Placebo Effects of Marketing Actions: Consumers May Get What They Pay For
We show that offering products such as energy drinks at a discount can change the efficacy of those products (—a placebo effect) because it leads consumers to incorrectly believe that those products are less effective. A set of experiments show that consumers paying a discounted price for a product (e.g., an energy drink thought to increase mental acuity) may extract less benefit from the product compared to consumers who purchase the same product at full price.
Wendy Liu, Itamar Simonson, and On Amir (2005) ,"Placebo Effects of Marketing Actions: Consumers May Get What They Pay For", in E - European Advances in Consumer Research Volume 7, eds. Karin M. Ekstrom and Helene Brembeck, Goteborg, Sweden : Association for Consumer Research, Pages: 308-309.
Wendy Liu, Stanford University
Itamar Simonson, Stanford University
On Amir, Yale University
E - European Advances in Consumer Research Volume 7 | 2005
L4. Attentional Breadth Moderates the Effect of Store Environments on Product Evaluation
Oliver B. Büttner, University of Duisburg-Essen
Benjamin G. Serfas, University of Duisburg-Essen
Daria Euler, University of Duisburg-Essen
Mathias Clemens Streicher, University of Innsbruck, Austria
Understanding Organ Donation: Discourses of Embodied Recycling
Rebecca Scott, Cardiff University
Samantha Warren, Car
F2. Can Stricter Ethical Standards Increase Tolerance for Ethical Misconduct?
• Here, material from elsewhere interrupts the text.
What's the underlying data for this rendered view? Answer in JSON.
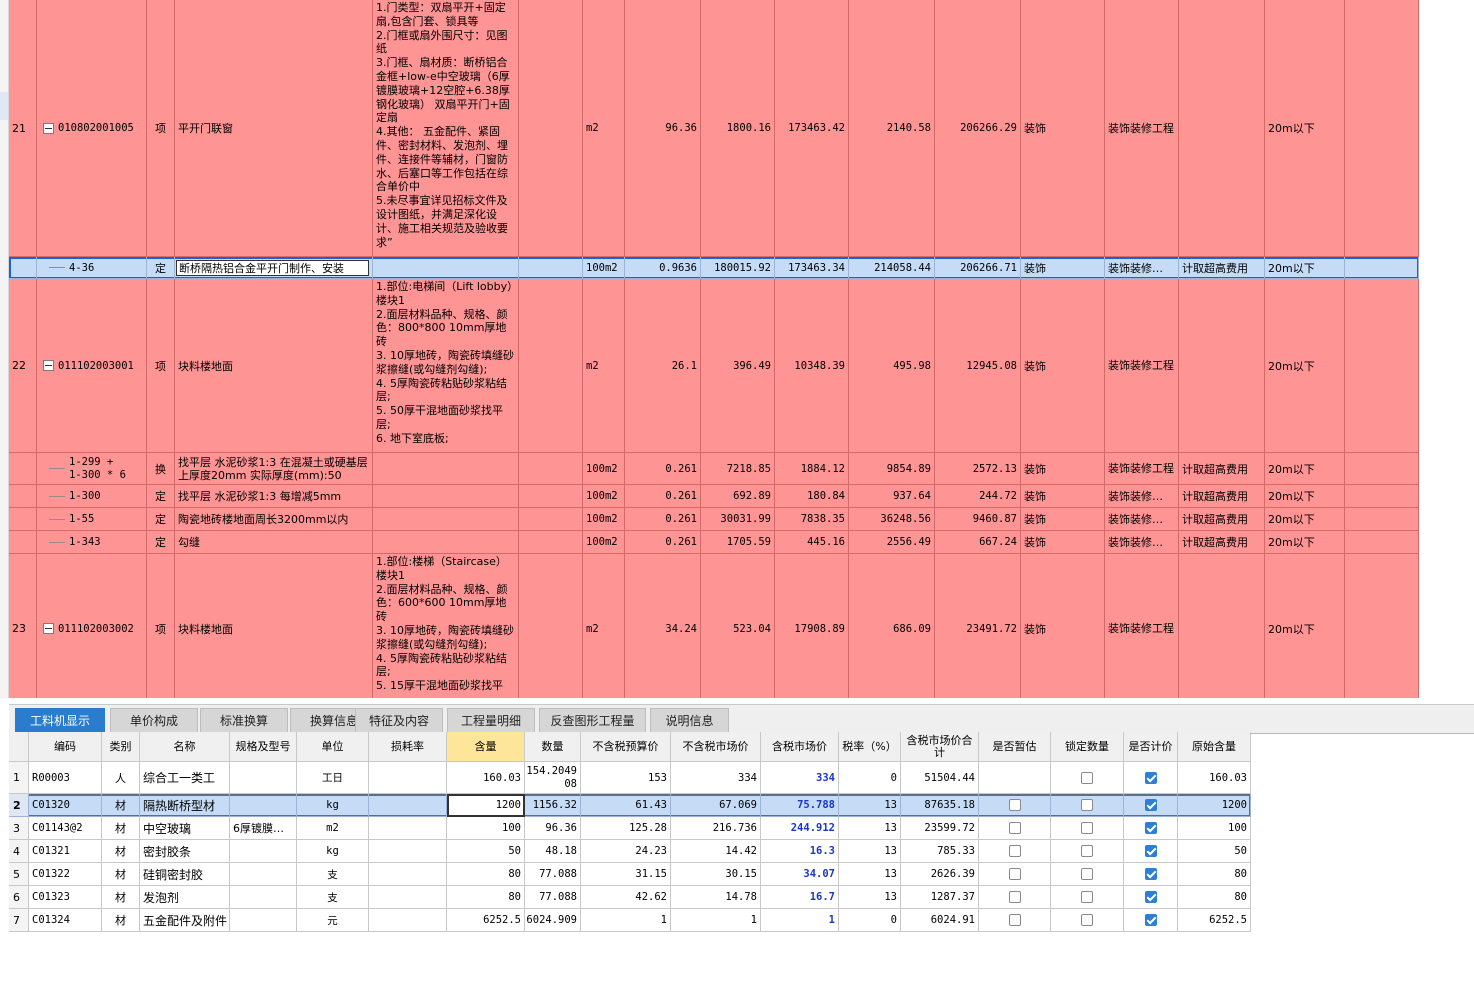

Olya Bullard, University of Winnipeg
Sara Penner, University of Manitoba, Canada
Kelley Main, University of Manitoba, Canada